When you talk about the “user experience” of the thing you’re building, remember that developers who use your APIs are users too. And you need to think about their experience.
We seem to have created a world centred on github where everyone has to manage dependencies by hand, like we had to in 1997. This problem was completely solved by
apt twenty years ago, but the new cool github world is, it seems, too cool to care about that. Go off to get some new project by
git cloneing it and it’s quite likely to say “oh, and it depends on $SOME_OTHER_PROJECT (here’s a link to that project’s github repo)”. And then you have to go fetch both and set them up yourself. Which is really annoying.
Now, there are good reasons why to not care about existing dependency package management systems such as
apt. Getting stuff into Ubuntu is hard, laborious work and most projects don’t want to do it. PPAs make it easier, but not much easier; if you’re building a thing and not specifically targeting Ubuntu with it, you don’t want to have to learn about Launchpad and PPAs and build recipes and whatnot. This sort of problem is also solves neatly for packages in a specific language by that language’s own packaging system; Python stuff is installable with
pip install whatever and a virtualenv; Node stuff is installable with
npm install whatever; all these take care of fetching any dependent stuff. But this rush for each language to have its own “app store” for its apps and libraries means that combining things from different languages is still the same 20th century nightmare. Take, for example, Mozilla’s new Firefox Tools Adaptor. I’m not picking on Mozilla here; the FTA is new, and it’s pretty cool, and it’s not finished yet. This is just the latest in a long line of things which exhibit the problem. The FTA allows you to use the Firefox devtools to debug web things running in other browsers. Including, excitingly, debugging things running in iOS Safari on the iPhone. Now, doing that’s a pain in the ringpiece at the moment; you have to install Google’s
ios-webkit-debug-proxy, which needs to be compiled, and Apple break compatibility with it all the time and so you have to fetch and build new versions of
libimobiledevice or something. I was eager to see that the new Firefox Tools Adaptor promises to allow debugging on iOS Safari just by installing a Firefox extension.
And then I read about it, and it says, “The Adapter’s iOS support uses Google’s ios-webkit-debug-proxy. Until that support is built directly into the add-on, you’ll need to install and run the
ios-webkit-debug-proxy binary yourself”. Sigh. That’s the hard part. And it’s not any easier here.

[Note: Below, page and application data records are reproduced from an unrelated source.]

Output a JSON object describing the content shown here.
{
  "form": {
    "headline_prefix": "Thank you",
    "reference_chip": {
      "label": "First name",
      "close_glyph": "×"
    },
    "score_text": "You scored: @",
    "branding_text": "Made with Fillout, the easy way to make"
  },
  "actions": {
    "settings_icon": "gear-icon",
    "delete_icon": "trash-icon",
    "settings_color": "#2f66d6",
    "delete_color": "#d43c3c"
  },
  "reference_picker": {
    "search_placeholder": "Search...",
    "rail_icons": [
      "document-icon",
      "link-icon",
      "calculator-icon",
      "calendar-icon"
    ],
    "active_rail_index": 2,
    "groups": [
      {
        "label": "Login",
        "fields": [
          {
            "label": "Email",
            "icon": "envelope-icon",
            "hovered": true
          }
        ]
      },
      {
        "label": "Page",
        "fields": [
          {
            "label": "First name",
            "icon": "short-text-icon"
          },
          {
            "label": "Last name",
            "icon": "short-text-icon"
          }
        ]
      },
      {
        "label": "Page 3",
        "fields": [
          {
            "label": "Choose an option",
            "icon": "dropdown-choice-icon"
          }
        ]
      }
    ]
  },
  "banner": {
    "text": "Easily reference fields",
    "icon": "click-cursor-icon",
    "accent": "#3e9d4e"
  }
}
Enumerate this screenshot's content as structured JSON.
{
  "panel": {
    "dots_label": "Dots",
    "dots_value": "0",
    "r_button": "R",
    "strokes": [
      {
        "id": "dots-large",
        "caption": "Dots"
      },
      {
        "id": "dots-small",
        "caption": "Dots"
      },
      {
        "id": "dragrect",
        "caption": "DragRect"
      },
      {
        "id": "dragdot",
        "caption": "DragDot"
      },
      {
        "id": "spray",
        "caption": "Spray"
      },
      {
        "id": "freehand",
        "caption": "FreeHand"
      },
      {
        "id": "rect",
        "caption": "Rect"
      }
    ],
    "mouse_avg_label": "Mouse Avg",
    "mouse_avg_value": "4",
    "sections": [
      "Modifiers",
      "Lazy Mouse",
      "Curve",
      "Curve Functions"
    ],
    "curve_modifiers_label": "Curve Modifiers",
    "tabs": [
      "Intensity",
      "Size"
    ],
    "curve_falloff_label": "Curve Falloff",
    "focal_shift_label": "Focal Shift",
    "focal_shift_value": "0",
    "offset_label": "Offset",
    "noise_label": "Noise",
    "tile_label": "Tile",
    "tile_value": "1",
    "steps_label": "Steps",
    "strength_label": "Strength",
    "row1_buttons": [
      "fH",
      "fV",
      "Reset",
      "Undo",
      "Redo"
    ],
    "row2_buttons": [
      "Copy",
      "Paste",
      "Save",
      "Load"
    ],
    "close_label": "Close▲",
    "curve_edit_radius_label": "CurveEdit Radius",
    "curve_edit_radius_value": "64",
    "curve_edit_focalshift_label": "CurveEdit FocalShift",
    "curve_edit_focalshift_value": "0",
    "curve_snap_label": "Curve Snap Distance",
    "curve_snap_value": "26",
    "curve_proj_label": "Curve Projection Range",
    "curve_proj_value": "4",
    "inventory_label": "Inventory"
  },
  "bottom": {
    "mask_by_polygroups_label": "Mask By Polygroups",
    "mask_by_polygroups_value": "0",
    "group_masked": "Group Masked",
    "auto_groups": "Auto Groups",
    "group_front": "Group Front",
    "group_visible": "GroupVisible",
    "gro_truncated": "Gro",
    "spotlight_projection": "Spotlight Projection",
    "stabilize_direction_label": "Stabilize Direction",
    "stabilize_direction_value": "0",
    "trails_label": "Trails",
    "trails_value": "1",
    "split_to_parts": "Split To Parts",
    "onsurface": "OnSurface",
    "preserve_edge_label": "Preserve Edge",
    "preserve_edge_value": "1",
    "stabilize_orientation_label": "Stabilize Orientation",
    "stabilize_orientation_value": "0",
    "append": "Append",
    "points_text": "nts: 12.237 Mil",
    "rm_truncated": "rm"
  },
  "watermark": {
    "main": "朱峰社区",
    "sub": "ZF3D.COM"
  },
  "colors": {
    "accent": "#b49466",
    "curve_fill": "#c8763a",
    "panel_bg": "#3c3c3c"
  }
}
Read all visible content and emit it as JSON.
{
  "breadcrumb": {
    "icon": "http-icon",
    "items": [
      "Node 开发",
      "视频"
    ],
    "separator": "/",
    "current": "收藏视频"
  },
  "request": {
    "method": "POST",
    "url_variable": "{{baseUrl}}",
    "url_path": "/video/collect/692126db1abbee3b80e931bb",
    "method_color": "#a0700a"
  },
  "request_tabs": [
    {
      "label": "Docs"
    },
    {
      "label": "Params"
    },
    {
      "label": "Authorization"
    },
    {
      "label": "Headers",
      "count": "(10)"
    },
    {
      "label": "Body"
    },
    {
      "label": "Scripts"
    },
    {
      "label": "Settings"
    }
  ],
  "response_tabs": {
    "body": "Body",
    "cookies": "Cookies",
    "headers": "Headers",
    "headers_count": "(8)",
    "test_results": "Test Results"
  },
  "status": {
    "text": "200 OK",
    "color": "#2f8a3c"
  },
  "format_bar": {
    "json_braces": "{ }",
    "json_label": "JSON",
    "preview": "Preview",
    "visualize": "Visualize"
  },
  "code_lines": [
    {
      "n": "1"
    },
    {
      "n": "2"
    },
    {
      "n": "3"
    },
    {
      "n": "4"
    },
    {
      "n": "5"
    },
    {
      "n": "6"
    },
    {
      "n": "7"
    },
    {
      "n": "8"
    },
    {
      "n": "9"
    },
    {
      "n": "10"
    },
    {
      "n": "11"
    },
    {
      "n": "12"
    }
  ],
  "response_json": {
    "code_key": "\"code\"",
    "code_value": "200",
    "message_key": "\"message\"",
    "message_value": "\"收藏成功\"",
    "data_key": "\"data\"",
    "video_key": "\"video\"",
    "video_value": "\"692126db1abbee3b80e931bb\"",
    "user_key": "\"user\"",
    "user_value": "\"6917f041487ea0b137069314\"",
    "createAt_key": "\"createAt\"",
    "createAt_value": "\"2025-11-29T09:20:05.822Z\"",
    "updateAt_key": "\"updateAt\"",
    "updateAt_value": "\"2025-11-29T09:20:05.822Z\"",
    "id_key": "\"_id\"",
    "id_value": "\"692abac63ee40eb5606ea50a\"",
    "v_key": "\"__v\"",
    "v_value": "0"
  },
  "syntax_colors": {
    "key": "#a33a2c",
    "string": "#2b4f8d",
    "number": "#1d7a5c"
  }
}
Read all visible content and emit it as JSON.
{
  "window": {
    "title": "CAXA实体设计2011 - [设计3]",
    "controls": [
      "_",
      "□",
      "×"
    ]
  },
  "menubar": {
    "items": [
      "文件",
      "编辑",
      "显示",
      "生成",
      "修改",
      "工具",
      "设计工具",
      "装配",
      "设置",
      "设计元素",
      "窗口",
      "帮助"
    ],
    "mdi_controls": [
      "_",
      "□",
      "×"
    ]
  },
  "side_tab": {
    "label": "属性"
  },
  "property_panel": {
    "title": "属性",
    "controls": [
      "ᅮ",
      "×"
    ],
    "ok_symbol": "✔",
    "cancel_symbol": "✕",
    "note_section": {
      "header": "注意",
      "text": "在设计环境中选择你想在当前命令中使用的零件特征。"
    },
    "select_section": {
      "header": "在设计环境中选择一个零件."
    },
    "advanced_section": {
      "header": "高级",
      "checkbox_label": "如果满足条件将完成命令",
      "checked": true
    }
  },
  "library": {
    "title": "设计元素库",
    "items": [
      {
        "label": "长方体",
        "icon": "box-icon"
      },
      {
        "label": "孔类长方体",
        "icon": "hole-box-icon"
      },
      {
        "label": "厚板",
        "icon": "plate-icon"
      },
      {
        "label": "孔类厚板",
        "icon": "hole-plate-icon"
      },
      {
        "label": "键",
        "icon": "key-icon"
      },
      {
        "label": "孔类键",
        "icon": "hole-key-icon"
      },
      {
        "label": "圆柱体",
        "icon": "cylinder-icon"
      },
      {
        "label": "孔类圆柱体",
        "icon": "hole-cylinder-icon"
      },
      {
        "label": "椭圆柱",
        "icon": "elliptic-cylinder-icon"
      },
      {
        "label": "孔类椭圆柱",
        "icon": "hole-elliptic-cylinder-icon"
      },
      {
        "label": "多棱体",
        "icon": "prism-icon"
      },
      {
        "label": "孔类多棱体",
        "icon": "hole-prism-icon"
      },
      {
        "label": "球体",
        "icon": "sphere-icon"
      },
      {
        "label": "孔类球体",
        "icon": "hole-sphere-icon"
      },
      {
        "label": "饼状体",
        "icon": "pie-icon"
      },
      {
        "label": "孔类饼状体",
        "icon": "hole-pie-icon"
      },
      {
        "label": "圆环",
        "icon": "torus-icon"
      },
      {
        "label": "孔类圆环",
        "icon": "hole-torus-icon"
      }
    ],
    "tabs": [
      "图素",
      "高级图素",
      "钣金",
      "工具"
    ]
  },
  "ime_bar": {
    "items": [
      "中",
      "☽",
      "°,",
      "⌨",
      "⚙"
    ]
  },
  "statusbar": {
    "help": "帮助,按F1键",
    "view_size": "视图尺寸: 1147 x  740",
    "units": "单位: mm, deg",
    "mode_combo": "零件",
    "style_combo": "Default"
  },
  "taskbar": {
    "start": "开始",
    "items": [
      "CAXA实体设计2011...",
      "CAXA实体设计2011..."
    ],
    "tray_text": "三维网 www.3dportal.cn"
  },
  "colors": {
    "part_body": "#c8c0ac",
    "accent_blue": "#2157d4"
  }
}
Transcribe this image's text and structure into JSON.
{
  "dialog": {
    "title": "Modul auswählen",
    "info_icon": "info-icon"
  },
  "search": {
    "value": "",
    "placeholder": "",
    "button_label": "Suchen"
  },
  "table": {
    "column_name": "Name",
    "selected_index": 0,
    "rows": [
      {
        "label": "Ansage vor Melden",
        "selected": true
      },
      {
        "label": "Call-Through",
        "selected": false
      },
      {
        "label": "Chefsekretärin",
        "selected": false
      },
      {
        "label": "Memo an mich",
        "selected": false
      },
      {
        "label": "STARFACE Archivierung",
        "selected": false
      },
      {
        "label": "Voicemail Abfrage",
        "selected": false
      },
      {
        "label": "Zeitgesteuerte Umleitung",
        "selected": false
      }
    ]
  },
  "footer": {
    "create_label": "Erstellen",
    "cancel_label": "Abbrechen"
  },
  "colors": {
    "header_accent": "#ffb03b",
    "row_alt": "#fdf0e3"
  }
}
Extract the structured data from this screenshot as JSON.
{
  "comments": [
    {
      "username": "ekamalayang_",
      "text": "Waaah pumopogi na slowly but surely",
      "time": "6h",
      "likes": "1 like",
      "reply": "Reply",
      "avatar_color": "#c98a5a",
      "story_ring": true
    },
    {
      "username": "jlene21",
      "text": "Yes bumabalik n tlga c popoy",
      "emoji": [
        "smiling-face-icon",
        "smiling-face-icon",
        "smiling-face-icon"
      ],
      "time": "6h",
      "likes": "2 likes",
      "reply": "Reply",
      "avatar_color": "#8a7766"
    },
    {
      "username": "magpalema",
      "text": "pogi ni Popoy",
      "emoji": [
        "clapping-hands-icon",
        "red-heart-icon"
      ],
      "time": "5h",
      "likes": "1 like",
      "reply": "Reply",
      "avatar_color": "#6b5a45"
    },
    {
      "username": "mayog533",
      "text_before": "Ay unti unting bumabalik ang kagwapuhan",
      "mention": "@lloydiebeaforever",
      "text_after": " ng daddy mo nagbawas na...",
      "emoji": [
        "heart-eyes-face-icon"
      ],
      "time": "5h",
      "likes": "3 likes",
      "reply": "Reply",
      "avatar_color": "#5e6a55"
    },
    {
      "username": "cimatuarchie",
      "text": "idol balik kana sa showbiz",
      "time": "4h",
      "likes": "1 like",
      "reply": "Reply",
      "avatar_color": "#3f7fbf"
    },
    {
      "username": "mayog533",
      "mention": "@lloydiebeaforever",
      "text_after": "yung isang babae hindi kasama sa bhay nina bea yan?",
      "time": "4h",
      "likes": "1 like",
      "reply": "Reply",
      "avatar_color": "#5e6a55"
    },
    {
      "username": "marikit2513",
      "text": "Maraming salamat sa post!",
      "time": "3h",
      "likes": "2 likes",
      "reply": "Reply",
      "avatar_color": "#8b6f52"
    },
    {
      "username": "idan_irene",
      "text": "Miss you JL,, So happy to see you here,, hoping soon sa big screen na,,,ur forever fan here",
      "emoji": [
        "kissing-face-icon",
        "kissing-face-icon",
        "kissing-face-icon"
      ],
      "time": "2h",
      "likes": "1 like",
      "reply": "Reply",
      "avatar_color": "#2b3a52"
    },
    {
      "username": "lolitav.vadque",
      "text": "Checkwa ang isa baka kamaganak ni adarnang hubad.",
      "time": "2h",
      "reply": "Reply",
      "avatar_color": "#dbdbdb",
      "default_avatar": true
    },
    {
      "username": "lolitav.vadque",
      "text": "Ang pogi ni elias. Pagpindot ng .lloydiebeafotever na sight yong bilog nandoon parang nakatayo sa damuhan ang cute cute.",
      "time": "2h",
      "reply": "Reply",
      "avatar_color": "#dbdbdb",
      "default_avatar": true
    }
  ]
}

Again, I’m not blaming Mozilla here — they plan to fix this, but they’ll have to fix it by essentially bundling
ios-webkit-debug-proxy with the FTA. That’ll work, and that’s an important thing for them to do in order to provide a slick user experience for developers using this tool (because “download and compile this other thing first” is not ever ever a nice user experience).
It is made worse by people using a language packaging system (designed for people developing libraries for a given language) to do app distribution. See, for example, tmuxme, which is an app for sharing a terminal session with many people (think of it like screen sharing, but for a terminal). And how do you install it?
gem install tmuxme. No. Ruby’s
gem command is for developers to download a Ruby library that their Ruby package needs. I, as someone who wants to use this tool, should not have to care that it’s written in Ruby. I should not have to have a Ruby development environment set up in order to use an app. See the birmingham.io forum thread for much much more about this, and why it doesn’t even work. New rather cool app
pup is the same — it’s a little app, inspired by the excellent
jq, into which I can pipe HTML and give it a CSS selector, and
pup will then print just the elements which match the selector. But how do I install it?
go get github.com/ericchiang/pup. No. I don’t have go. I don’t have a go environment set up. I don’t have
$GOPATH set. I shouldn’t even have to care that this little util is even written in Go. It’s a utility. What’s worse about this is that, unlike Ruby or Python, Go creates actual executables; I don’t even need the Go system around to run it! Why should I need to install all of Go just to get your app? Don’t use a language-specific library packaging system for distribution of applications. Don’t make me identify and download dependencies myself just because you already have them.
This is sorta kinda solved by
brew for Mac users, but there’s a lot of stuff not in
brew either. Still, there is willingness to solve it that way by having a packaging system. But it’s annoying that Ubuntu already has one and people are loath to use it. Using it makes for a better developer user experience. That’s important.